Australian Prime Ministers Centre summer scholars Khylie Daws from Deakin University and Andrew Kelly from the University of Western Sydney have spent the summer in the 1950s.
I chose four case studies for this research, namely Billy Hughes, Sir Robert Menzies, Gough Whitlam and Malcolm Fraser…
Jean Salisbury was born in Melbourne in 1922 and died in Canberra in 2014.
Within hours of Gough Whitlam’s death on 21 October tributes were reverentially laid on the front steps of historic Old Parliament House.
Since the passing of Gough Whitlam, many have remembered him for his words, wisdom and trademark ‘whitticisms’. But Whitlam’s way with words was no accident…
With the fabrication finalised, and all the objects chosen and ready to go, it was time for the last task: installation.
Journalist and author Paul Daley reflects on Edward Gough Whitlam AC QC
In the second of a series of ‘behind the scenes’ blog posts, Campbell Rhodes shares some of the experiences and challenges of putting this exhibition together.

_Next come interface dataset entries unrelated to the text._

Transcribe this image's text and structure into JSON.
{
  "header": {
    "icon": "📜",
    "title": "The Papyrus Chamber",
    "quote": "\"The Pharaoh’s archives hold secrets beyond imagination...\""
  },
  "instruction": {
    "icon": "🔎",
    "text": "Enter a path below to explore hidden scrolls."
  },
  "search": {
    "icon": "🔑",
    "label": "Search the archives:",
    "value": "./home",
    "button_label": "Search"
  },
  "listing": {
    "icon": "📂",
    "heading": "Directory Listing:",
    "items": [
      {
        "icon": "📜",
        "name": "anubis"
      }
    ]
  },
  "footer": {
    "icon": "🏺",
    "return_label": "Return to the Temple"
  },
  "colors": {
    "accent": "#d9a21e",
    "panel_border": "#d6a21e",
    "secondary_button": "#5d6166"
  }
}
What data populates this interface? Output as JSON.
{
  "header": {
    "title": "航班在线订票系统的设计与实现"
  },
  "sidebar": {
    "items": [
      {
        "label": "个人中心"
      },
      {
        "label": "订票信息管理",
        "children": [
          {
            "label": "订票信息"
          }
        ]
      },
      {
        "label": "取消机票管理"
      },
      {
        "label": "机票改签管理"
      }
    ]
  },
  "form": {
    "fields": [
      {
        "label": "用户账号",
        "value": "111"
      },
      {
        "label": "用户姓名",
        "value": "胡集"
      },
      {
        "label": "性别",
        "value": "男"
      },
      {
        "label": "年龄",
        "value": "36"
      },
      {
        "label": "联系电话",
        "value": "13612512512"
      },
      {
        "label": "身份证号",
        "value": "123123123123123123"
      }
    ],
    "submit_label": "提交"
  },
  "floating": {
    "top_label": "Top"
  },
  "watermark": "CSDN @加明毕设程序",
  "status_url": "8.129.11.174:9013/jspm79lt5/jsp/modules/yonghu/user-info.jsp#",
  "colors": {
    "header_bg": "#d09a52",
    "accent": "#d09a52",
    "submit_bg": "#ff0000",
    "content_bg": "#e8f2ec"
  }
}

In the first of a series of behind the scenes blog posts, Curatorial officer Campbell Rhodes shares some of the experiences and challenges of putting this exhibition together.
You can tell a lot about someone from what they buy. Our Prime Ministers of Australia gallery now has on display a selection of Harold Holt’s bank records, kindly lent to us by the National Archives of Australia.
Rupert Loof served as Clerk Assistant of the Senate from 1942 to 1955 and was Clerk from 1955 to 1965.
Barry Lyons was born at Burnie, Tasmania, in 1928, and is the oldest surviving son of former Prime Minister Joe Lyons and Enid Lyons.